Far-field pressurization likely caused one of the largest injection induced earthquakes by reactivating a large pre-existing basement fault structure
The Mw 5.1 Fairview, Oklahoma, earthquake on 13 February 2016 and its associated seismicity produced the largest moment release in the central and eastern United States since the 2011 Mw 5.7 Prague, Oklahoma, earthquake sequence and is one of the largest earthquakes potentially linked to wastewater injection. This energetic sequence has produced five earthquakes with Mw 4.4 or larger. Almost all of these earthquakes occur in Precambrian basement on a partially unmapped 14 km long fault. Regional injection into the Arbuckle Group increased approximately sevenfold in the 36 months prior to the start of the sequence (January 2015). We suggest far-field pressurization from clustered, high-rate wells greater than 12 km from this sequence induced these earthquakes.
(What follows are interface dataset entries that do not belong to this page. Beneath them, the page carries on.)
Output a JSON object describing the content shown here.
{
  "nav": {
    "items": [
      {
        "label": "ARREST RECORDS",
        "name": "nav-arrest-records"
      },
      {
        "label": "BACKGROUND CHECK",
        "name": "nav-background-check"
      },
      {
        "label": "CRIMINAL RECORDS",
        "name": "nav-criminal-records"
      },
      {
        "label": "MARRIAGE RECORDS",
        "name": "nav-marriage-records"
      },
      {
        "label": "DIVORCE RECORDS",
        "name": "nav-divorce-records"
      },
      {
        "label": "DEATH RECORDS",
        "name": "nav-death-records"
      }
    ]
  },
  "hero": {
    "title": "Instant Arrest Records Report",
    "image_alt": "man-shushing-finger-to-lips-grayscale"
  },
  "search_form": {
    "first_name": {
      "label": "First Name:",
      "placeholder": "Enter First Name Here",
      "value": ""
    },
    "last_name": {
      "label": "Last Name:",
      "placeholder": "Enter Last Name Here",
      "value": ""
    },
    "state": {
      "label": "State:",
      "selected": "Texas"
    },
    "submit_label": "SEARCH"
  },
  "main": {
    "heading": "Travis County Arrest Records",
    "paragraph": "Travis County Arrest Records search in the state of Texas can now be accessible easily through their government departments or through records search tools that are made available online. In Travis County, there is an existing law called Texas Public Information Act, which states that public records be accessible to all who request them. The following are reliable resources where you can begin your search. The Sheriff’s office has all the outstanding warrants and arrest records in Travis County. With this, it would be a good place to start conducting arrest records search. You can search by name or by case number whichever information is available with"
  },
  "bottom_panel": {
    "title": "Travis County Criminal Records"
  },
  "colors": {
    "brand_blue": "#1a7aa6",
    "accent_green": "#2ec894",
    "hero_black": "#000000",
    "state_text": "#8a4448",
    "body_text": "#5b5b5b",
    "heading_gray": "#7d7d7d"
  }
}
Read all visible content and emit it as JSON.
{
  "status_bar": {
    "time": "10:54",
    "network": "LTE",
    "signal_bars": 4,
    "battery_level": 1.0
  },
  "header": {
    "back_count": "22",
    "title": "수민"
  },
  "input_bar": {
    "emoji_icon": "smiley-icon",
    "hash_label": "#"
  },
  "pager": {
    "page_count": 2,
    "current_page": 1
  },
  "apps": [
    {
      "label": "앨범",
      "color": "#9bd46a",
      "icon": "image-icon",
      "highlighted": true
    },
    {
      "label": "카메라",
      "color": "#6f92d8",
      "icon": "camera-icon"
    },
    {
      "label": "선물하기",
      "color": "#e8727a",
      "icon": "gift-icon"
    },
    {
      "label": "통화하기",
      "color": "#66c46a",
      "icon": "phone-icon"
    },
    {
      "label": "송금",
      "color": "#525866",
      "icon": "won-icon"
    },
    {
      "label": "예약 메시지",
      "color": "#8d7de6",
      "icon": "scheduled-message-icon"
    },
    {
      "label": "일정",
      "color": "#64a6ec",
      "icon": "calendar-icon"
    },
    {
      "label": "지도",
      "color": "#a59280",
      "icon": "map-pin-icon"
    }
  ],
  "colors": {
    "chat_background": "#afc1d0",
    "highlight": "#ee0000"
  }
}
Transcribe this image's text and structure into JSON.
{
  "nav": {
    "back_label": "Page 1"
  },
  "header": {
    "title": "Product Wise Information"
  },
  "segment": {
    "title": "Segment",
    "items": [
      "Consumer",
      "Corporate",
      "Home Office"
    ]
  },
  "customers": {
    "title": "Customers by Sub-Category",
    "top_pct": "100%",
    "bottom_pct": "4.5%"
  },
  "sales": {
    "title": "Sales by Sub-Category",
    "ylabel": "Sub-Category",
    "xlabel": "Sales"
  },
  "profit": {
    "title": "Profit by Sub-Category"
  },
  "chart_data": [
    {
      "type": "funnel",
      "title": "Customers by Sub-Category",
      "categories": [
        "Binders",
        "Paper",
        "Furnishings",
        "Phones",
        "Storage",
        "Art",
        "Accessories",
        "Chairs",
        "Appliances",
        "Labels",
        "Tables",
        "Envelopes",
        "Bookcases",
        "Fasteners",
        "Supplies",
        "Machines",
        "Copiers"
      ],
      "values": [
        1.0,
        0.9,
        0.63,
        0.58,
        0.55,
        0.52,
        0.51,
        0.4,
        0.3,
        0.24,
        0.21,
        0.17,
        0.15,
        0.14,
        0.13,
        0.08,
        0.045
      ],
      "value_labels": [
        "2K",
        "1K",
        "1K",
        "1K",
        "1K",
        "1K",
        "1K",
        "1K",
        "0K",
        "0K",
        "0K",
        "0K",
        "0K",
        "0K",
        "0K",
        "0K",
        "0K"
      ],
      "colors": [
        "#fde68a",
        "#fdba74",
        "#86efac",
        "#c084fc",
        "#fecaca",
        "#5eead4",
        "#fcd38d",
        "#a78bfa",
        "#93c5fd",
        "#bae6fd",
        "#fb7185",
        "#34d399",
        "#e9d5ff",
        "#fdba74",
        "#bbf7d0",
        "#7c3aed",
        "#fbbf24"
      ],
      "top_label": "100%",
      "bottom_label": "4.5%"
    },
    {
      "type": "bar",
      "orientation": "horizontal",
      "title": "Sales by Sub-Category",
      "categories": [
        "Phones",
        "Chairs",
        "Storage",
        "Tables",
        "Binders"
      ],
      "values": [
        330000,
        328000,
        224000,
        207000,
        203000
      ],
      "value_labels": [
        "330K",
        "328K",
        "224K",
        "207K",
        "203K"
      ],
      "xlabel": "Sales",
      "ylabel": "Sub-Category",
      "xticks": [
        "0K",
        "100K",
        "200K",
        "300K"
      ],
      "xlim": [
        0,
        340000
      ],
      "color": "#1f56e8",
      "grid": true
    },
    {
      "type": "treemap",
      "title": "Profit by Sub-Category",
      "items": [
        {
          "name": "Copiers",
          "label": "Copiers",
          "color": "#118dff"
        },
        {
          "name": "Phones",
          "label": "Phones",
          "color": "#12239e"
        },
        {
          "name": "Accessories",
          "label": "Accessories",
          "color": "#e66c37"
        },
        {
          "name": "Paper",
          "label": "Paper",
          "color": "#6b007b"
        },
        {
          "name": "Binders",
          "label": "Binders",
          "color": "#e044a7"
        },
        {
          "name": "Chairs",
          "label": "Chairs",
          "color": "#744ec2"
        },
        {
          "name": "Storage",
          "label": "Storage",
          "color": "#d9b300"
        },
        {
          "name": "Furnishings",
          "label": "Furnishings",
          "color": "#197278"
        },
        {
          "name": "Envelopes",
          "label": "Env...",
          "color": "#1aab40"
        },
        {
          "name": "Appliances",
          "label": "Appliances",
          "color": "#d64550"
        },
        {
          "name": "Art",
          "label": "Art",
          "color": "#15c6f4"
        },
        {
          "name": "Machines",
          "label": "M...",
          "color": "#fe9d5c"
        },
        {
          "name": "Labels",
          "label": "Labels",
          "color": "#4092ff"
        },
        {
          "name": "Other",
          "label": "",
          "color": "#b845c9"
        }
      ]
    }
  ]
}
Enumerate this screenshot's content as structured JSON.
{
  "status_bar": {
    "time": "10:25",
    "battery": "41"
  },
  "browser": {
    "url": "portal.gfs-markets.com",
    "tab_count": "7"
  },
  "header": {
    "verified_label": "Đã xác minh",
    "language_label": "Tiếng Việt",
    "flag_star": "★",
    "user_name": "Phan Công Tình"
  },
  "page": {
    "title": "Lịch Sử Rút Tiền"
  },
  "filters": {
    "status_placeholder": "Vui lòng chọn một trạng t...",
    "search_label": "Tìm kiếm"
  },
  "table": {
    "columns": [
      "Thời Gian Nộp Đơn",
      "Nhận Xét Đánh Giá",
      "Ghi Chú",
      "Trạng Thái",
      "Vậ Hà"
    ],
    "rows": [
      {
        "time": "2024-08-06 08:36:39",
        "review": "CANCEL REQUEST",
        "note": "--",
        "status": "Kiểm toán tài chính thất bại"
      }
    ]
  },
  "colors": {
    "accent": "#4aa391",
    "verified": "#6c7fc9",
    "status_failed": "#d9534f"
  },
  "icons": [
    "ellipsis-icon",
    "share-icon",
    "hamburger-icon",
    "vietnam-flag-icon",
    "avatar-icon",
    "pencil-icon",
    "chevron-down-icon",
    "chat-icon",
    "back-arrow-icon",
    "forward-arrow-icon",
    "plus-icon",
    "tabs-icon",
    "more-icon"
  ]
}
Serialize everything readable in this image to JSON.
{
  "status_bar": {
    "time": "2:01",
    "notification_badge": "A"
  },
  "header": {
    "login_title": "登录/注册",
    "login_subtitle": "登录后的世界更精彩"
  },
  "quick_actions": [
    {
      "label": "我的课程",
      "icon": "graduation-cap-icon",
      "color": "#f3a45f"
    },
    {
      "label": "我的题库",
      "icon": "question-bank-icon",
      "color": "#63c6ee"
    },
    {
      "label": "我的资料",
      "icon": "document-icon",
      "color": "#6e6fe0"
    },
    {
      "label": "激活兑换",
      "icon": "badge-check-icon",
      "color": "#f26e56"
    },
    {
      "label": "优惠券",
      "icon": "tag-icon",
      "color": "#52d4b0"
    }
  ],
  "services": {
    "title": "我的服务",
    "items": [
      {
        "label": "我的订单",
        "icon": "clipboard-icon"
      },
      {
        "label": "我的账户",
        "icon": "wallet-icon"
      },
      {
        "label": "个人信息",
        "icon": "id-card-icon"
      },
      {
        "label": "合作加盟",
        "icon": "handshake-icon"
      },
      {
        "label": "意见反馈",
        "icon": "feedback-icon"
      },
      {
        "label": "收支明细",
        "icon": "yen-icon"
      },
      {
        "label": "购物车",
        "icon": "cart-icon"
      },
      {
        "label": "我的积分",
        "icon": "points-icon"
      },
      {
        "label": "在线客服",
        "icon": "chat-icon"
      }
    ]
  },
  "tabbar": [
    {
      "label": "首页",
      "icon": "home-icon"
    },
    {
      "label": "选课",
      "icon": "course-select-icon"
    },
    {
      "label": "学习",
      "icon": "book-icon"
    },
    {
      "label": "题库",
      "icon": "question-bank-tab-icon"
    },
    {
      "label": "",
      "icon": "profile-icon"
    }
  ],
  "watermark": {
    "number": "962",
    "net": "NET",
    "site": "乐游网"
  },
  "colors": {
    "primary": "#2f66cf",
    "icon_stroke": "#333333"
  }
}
As compared to the Fairview sequence, seismicity is diffuse near high-rate wells, where pressure changes are expected to be largest. This points to the critical role that preexisting faults play in the occurrence of large induced earthquakes.
|Publication Subtype||Journal Article|
|Title||Far-field pressurization likely caused one of the largest injection induced earthquakes by reactivating a large pre-existing basement fault structure|
|Series title||Geophysical Research Letters|
|Contributing office(s)||Geologic Hazards Science Center|
|Google Analytics Metrics||Metrics page|